**Recorded data:**
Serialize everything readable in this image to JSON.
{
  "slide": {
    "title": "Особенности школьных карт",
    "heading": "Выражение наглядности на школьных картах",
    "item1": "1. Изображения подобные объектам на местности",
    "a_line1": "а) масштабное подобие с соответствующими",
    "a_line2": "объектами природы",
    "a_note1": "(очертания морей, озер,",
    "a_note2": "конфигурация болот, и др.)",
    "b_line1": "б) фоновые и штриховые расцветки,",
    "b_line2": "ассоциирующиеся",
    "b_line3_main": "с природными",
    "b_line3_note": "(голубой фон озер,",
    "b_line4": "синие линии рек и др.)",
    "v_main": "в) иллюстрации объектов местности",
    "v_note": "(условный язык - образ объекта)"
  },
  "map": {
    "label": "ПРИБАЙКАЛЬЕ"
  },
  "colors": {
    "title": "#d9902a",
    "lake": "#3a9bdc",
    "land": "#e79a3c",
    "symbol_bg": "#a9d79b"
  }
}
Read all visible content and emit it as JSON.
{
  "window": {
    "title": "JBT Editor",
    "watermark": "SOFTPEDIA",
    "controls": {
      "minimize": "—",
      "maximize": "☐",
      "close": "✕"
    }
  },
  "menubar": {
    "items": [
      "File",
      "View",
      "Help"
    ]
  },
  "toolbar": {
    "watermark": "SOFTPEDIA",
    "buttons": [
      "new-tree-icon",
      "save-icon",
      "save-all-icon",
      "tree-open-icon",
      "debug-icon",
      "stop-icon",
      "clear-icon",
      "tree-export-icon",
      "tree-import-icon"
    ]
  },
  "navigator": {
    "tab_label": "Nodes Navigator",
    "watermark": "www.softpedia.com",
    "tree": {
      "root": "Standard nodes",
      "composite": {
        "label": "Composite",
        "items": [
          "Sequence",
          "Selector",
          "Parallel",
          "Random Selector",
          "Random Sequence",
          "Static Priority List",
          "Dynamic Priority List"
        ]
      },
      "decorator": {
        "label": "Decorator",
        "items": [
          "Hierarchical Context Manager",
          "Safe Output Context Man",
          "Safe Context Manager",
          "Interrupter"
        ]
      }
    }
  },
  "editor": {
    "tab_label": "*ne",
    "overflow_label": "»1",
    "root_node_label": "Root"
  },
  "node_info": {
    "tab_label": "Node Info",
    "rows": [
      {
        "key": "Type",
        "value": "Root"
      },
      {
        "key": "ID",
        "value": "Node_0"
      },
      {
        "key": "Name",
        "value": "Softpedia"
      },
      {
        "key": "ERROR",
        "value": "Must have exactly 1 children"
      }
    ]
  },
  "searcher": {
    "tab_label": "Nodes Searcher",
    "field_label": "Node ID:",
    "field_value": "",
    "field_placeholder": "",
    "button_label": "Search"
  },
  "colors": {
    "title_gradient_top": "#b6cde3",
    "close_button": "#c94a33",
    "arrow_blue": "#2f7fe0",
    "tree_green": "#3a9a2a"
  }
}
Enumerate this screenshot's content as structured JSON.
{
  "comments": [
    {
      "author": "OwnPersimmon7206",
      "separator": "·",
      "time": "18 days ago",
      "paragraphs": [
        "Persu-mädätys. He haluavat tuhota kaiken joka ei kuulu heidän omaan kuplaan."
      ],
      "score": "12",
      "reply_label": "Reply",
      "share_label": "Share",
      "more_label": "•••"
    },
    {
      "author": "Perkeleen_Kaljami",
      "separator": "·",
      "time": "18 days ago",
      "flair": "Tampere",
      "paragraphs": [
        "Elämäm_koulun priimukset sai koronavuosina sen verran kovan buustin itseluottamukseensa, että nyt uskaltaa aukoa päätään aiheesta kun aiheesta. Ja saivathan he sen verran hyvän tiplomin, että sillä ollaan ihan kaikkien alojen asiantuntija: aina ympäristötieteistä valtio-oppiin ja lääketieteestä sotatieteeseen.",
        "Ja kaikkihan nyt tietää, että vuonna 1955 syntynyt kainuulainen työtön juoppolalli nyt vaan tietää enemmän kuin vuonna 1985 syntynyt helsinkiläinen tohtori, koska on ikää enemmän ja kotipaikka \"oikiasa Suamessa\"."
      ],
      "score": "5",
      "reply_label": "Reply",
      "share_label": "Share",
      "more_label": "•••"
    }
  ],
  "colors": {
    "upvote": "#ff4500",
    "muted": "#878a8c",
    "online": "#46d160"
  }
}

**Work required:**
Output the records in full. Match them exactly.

**Exercise output:**
Serialize everything readable in this image to JSON.
{
  "slide": {
    "title": "Особенности школьных карт",
    "heading": "Выражение наглядности на школьных картах",
    "item1": "1. Изображения подобные объектам на местности",
    "a_line1": "а) масштабное подобие с соответствующими",
    "a_line2": "объектами природы",
    "a_note1": "(очертания морей, озер,",
    "a_note2": "конфигурация болот, и др.)",
    "b_line1": "б) фоновые и штриховые расцветки,",
    "b_line2": "ассоциирующиеся",
    "b_line3_main": "с природными",
    "b_line3_note": "(голубой фон озер,",
    "b_line4": "синие линии рек и др.)",
    "v_main": "в) иллюстрации объектов местности",
    "v_note": "(условный язык - образ объекта)"
  },
  "map": {
    "label": "ПРИБАЙКАЛЬЕ"
  },
  "colors": {
    "title": "#d9902a",
    "lake": "#3a9bdc",
    "land": "#e79a3c",
    "symbol_bg": "#a9d79b"
  }
}
Read all visible content and emit it as JSON.
{
  "window": {
    "title": "JBT Editor",
    "watermark": "SOFTPEDIA",
    "controls": {
      "minimize": "—",
      "maximize": "☐",
      "close": "✕"
    }
  },
  "menubar": {
    "items": [
      "File",
      "View",
      "Help"
    ]
  },
  "toolbar": {
    "watermark": "SOFTPEDIA",
    "buttons": [
      "new-tree-icon",
      "save-icon",
      "save-all-icon",
      "tree-open-icon",
      "debug-icon",
      "stop-icon",
      "clear-icon",
      "tree-export-icon",
      "tree-import-icon"
    ]
  },
  "navigator": {
    "tab_label": "Nodes Navigator",
    "watermark": "www.softpedia.com",
    "tree": {
      "root": "Standard nodes",
      "composite": {
        "label": "Composite",
        "items": [
          "Sequence",
          "Selector",
          "Parallel",
          "Random Selector",
          "Random Sequence",
          "Static Priority List",
          "Dynamic Priority List"
        ]
      },
      "decorator": {
        "label": "Decorator",
        "items": [
          "Hierarchical Context Manager",
          "Safe Output Context Man",
          "Safe Context Manager",
          "Interrupter"
        ]
      }
    }
  },
  "editor": {
    "tab_label": "*ne",
    "overflow_label": "»1",
    "root_node_label": "Root"
  },
  "node_info": {
    "tab_label": "Node Info",
    "rows": [
      {
        "key": "Type",
        "value": "Root"
      },
      {
        "key": "ID",
        "value": "Node_0"
      },
      {
        "key": "Name",
        "value": "Softpedia"
      },
      {
        "key": "ERROR",
        "value": "Must have exactly 1 children"
      }
    ]
  },
  "searcher": {
    "tab_label": "Nodes Searcher",
    "field_label": "Node ID:",
    "field_value": "",
    "field_placeholder": "",
    "button_label": "Search"
  },
  "colors": {
    "title_gradient_top": "#b6cde3",
    "close_button": "#c94a33",
    "arrow_blue": "#2f7fe0",
    "tree_green": "#3a9a2a"
  }
}
Enumerate this screenshot's content as structured JSON.
{
  "comments": [
    {
      "author": "OwnPersimmon7206",
      "separator": "·",
      "time": "18 days ago",
      "paragraphs": [
        "Persu-mädätys. He haluavat tuhota kaiken joka ei kuulu heidän omaan kuplaan."
      ],
      "score": "12",
      "reply_label": "Reply",
      "share_label": "Share",
      "more_label": "•••"
    },
    {
      "author": "Perkeleen_Kaljami",
      "separator": "·",
      "time": "18 days ago",
      "flair": "Tampere",
      "paragraphs": [
        "Elämäm_koulun priimukset sai koronavuosina sen verran kovan buustin itseluottamukseensa, että nyt uskaltaa aukoa päätään aiheesta kun aiheesta. Ja saivathan he sen verran hyvän tiplomin, että sillä ollaan ihan kaikkien alojen asiantuntija: aina ympäristötieteistä valtio-oppiin ja lääketieteestä sotatieteeseen.",
        "Ja kaikkihan nyt tietää, että vuonna 1955 syntynyt kainuulainen työtön juoppolalli nyt vaan tietää enemmän kuin vuonna 1985 syntynyt helsinkiläinen tohtori, koska on ikää enemmän ja kotipaikka \"oikiasa Suamessa\"."
      ],
      "score": "5",
      "reply_label": "Reply",
      "share_label": "Share",
      "more_label": "•••"
    }
  ],
  "colors": {
    "upvote": "#ff4500",
    "muted": "#878a8c",
    "online": "#46d160"
  }
}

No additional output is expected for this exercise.